Indeed, it is fascinating to notice how often the colonial "periphery" was deemed the essential theater for avoiding an all-out war between Europeans. Chamberlain had cared far more about India (a much more faraway country) than about Czechoslovakia, whereas Churchill was willing to use imperial outposts as bargaining chips with both Roosevelt and Hitler; and in dealings with Washington the British were forced to mortgage what they actually held—in the Caribbean especially—as a down payment on Lend-Lease. It seems almost unbelievable now that the British should have panicked at the "prospect" of a Nazi invasion of Ireland, but it remains the case that Churchill (who had helped to fix the Partition of Ireland in 1921) offered to hand over Protestant Ulster to Eamon De Valera in exchange for the use of Irish ports. Hoping to preserve good relations with food-producing Argentina, the British considered relinquishing their dubious historical claim to the Falkland Islands.
Nor is this colonial dimension a sidebar to the main event. If anyone were to write a serious book about the moment when Britain and Churchill crossed the Rubicon and convinced those at home and abroad that there was no alternative to a war to the finish, the relevant time would not be the days of equivocation in May of 1940. It would be July 3 of the same year, when the order was given to destroy the French fleet in the port of Mers el-Kébir, or Oran, in Algeria. Having vastly and repeatedly overstated the will and the ability of the French to resist Hitler, and having nearly lost an entire British army on this delusion at Dunkirk, Churchill became his own polar opposite and decided that the surviving French naval force was in imminent danger of being grafted onto the German fleet. As it happened, Franklin Roosevelt and Cordell Hull were expressing precisely the same anxiety, at exactly the same time, about the British fleet. In none too delicate a fashion they suggested that Churchill dispatch the Royal Navy across the Atlantic for safekeeping. As late as June 27 Hull had proposed this very course, before being checked by an indignant reply from Churchill.

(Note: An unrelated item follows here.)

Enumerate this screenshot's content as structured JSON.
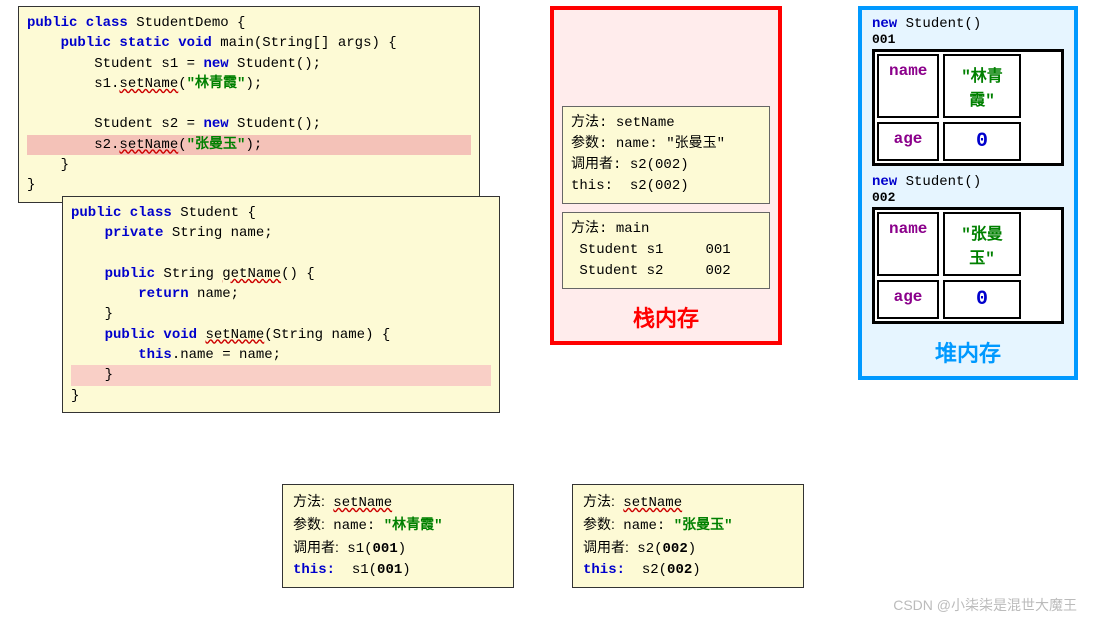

It can confidently be asserted, based on numerous records and recollections, that the British bombardment of the French navy put an end to this period of vacillation. In Parliament, Churchill's earlier and more famous speeches (which he did at least give in the chamber, leaving Norman Shelley to handle the airwaves) had been greeted by the Tory members with sullenness or sarcasm—with what one Minister described at the time as a "sinister" lack of enthusiasm. But the news from Mers el-Kébir precipitated the first real ovation of his stewardship as Prime Minister. It was also employed by him to rub in a very salient point: "I leave the judgment of our action, with confidence, to Parliament. I leave it also to the nation, and I leave it to the United States. I leave it to the world and to history." There was to be no more talk of compromise: "We shall on the contrary prosecute the war with the utmost vigor by all the means that are open to us until the righteous purposes for which we entered upon it have been fulfilled. This is no time for doubts or weakness. It is the supreme hour to which we have been called."
"Supreme hour" is just as effective as "finest hour," but this is one speech that has not come down to us by way of the Churchill school of historians. Why not? After all, it rallied opinion, spat defiance, dissolved factional differences, and mightily impressed both Washington and Moscow. It was also an unarguable act of war rather than an act of verbiage. It was a burning of the boats. Ah, but the boats were French. And so were the many hundreds of those who died in them. Moreover, no evidence has ever been produced to suggest that the French would have given over their fleet to the Nazis, and there is much evidence the other way: the ships had been moved to North Africa in the first place to avoid their impressment by Germany, and no surviving Vichy vessel was ever transferred to German control. The British commander who was ordered to open fire on a fleet that lay at anchor—Admiral James Somerville—confessed himself nauseated by the task. The French never forgave the incident. Chroniclers prefer to skate over it or, where possible, elide it altogether.
Yet here, if you will, is the Shakespearean or biblical element at work again. If Churchill would so cheerfully slay and humiliate his recent ally, as an earnest of his ruthlessness and resolution, then what might he not do? This was a much more literally and vividly "Churchillian" moment than most. It's just not—if I may put it like this—the sort of thing they teach you in school.